Dataset rows describing interfaces:
BEGIN
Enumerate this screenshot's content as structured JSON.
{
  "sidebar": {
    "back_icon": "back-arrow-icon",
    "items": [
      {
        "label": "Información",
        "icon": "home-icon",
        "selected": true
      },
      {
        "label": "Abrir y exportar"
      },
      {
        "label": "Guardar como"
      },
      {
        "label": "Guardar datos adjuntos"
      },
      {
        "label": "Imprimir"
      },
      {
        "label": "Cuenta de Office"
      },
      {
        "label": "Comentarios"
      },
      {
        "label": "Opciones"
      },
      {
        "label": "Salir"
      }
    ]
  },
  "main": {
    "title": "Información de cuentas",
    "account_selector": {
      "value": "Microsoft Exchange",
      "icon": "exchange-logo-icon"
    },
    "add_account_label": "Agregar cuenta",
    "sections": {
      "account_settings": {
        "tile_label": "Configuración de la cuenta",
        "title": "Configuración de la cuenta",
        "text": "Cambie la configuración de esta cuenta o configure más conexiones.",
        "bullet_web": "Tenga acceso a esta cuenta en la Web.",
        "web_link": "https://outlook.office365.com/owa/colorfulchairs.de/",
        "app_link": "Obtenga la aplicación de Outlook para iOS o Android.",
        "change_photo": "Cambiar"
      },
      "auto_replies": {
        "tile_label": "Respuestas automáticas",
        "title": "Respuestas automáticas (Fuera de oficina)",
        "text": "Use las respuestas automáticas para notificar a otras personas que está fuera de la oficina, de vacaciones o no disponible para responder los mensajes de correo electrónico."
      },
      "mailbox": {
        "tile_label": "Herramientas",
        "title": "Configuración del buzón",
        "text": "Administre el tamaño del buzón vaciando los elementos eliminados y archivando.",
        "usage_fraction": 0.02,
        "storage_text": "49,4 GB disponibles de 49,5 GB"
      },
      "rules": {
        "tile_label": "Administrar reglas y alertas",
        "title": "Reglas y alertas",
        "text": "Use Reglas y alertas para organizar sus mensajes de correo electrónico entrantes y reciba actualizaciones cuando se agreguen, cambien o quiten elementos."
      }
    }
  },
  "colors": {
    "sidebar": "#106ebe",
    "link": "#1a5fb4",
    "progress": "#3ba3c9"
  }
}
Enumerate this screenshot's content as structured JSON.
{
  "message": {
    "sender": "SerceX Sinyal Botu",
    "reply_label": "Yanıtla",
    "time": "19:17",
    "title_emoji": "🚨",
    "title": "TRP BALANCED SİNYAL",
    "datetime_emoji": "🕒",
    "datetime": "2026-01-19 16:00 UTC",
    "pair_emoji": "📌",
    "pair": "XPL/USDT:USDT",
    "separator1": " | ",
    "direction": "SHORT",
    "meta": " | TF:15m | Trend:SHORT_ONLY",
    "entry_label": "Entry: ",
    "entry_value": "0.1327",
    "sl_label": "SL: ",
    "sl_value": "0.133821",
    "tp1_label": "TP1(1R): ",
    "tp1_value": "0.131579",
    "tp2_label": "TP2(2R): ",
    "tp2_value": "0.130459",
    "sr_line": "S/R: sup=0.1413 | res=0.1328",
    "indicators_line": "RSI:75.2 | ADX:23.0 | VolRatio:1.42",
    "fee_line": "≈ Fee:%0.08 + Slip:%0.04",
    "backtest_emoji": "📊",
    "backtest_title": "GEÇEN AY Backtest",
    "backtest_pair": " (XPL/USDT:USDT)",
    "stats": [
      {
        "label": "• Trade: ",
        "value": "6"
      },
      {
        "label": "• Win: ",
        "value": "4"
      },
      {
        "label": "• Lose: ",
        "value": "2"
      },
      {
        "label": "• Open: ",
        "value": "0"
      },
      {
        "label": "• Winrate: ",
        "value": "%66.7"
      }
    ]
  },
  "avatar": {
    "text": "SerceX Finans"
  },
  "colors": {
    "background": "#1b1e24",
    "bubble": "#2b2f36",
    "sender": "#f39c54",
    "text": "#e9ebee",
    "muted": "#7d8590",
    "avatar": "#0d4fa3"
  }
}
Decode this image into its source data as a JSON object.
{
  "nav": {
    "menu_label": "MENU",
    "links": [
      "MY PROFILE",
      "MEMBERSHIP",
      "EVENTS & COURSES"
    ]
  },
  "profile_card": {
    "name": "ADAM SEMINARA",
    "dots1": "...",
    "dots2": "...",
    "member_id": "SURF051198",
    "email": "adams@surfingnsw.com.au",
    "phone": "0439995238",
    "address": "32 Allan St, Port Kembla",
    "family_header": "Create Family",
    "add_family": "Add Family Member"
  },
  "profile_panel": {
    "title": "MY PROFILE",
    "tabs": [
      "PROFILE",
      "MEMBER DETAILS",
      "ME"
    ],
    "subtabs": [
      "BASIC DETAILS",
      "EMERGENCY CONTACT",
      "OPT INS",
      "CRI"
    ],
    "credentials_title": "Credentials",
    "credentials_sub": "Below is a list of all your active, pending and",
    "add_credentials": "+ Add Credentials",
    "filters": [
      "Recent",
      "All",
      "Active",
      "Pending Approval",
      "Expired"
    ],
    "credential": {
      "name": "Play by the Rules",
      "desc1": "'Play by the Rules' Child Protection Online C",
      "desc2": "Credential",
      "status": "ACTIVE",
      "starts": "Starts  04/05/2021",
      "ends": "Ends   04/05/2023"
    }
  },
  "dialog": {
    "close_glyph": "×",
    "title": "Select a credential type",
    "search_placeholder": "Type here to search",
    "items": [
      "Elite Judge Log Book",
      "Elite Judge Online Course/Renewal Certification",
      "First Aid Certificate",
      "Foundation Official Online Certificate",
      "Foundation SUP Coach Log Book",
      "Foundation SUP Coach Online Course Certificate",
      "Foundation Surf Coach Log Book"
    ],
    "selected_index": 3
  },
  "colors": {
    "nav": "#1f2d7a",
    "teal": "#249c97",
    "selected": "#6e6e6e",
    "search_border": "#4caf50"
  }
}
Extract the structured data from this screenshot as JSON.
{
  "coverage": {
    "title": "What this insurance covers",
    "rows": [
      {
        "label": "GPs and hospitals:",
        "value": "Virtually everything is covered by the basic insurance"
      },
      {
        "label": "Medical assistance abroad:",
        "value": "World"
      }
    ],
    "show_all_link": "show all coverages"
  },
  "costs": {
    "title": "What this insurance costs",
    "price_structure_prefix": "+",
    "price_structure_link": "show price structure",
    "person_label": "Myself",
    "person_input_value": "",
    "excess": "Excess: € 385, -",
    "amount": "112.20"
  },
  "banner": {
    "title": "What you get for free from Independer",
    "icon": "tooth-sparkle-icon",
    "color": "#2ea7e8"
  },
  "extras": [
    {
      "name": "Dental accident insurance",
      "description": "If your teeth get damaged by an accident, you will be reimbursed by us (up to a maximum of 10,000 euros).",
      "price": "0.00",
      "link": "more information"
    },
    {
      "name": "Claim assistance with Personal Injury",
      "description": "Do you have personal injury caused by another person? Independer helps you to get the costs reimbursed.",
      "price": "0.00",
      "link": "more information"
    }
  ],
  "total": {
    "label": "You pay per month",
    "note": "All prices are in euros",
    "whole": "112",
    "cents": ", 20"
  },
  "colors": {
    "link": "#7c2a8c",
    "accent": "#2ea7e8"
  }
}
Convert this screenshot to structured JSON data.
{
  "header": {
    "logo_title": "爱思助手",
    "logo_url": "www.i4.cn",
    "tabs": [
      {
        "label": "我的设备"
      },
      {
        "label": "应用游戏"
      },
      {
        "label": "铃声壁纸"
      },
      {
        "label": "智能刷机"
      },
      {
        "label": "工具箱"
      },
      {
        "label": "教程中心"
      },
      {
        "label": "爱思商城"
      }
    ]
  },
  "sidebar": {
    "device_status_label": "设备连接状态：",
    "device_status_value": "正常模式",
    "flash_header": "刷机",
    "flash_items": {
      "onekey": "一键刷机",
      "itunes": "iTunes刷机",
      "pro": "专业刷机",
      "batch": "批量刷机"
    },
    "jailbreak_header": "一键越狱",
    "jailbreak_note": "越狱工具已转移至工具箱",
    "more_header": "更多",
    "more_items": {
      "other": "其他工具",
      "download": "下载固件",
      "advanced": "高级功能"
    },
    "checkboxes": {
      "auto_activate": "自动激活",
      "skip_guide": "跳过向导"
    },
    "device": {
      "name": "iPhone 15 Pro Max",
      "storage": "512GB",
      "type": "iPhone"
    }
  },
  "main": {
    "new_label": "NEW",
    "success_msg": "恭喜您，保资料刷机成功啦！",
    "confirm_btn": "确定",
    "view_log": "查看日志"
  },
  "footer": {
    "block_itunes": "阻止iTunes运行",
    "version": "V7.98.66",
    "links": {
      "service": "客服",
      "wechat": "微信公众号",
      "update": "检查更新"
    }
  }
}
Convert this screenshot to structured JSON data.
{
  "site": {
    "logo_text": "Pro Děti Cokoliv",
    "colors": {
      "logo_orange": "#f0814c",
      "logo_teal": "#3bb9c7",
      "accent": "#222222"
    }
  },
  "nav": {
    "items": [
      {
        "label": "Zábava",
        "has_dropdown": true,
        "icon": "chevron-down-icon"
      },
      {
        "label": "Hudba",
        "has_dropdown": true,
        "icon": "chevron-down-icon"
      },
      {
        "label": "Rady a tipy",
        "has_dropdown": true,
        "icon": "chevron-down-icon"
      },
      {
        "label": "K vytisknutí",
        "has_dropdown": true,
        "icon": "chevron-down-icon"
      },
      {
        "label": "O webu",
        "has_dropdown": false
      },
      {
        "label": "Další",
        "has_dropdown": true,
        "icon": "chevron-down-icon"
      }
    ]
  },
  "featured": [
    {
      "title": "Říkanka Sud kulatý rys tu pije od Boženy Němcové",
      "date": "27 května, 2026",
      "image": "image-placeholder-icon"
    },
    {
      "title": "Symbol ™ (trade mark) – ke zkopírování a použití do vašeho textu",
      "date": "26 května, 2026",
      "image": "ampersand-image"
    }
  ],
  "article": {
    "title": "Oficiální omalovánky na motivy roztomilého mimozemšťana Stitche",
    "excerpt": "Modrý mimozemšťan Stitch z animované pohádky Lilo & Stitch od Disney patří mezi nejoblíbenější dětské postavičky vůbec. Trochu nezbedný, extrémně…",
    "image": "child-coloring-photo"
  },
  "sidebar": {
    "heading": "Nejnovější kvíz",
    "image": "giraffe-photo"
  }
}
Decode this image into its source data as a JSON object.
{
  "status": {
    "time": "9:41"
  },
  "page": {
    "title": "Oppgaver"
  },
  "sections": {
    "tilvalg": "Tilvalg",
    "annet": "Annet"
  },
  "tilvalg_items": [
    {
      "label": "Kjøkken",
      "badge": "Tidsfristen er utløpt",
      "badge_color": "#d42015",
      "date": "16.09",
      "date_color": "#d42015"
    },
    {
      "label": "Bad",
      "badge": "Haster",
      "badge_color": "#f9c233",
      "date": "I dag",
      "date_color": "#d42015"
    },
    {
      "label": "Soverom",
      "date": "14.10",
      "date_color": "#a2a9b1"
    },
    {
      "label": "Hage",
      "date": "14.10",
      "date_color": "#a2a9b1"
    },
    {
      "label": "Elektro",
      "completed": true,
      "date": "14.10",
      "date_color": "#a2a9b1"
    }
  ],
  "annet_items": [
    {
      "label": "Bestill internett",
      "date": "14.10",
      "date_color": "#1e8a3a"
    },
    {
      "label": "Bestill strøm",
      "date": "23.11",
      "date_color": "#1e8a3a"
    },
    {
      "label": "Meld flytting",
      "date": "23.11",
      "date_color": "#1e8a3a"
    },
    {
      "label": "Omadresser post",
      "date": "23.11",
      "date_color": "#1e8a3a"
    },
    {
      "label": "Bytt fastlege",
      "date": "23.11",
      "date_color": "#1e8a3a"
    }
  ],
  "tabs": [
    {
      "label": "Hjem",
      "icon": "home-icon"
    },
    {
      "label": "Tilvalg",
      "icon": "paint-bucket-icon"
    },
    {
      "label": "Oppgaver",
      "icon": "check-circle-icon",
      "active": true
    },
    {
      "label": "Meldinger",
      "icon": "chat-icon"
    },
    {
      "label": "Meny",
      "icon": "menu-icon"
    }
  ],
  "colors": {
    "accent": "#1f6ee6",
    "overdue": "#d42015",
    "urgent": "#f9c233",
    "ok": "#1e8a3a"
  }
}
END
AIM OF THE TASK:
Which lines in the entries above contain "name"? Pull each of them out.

RESULT:
    "name": "ADAM SEMINARA",
      "name": "Play by the Rules",
      "name": "Dental accident insurance",
      "name": "Claim assistance with Personal Injury",
      "name": "iPhone 15 Pro Max",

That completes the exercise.